In this second Factor Two podcast series, Wil Treasure continues to share stories from the climbing world through interviews with both well-known and lesser-known characters. In-depth, personal accounts that aren't read from a page on a variety of themes. Settle down with a cuppa and have a listen...
Back in 1998 Leo Houlding and Patch Hammond achieved something almost unthinkable – a near onsight ascent of El Capitan. They were just 18, had no big wall experience and headed to Yosemite without any great ambitions for the big faces.
They had intended to try to headpoint some bold, hard new lines, but quickly discovered that the sort of lines they were after didn't exist in Yosemite. When they arrived there were just two free routes on the main wall of the Captain. The Salathé Wall, freed by Paul Piana and Todd Skinner in 1988, and The Nose, freed by Lynn Hill in 1993. But the mid 90s saw a new team emerge – the Huber brothers. In the few years before Leo and Patch's trip the Hubers had started to establish themselves as a free climbing force in the valley.
In 1998 Alex and Thomas Huber made the first free ascent of El Niño. The Hubers employed seriously redpointing tactics to achieve their route, preparing each pitch meticulously before making their ascent.
Taking Patch and Leo under their wing they encouraged them to try the route. It was still well chalked, the hardest climbing was in the first few pitches and their hand drawn topo was still fresh.
After borrowing the gear they would need and making up their big wall tactics as best they could over 5 days, Leo and Patch stood on the summit. Leo had managed to onsight all but one pitch, with Patch freeing many as well.
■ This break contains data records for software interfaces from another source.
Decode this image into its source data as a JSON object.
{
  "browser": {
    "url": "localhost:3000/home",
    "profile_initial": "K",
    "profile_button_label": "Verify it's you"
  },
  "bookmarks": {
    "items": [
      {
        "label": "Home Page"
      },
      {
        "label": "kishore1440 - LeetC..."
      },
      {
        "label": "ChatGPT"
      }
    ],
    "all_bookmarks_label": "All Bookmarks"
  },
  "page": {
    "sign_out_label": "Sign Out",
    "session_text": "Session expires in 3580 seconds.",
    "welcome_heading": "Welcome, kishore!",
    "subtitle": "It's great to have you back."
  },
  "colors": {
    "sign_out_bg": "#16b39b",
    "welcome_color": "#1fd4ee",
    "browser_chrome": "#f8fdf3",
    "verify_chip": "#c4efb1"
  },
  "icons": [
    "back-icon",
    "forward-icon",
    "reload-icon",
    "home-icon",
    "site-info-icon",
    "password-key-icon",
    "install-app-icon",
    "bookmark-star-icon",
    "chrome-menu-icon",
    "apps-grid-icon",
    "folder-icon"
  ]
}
It was an astonishing achievement at the time, but even now El Capitan awaits a true onsight ascent.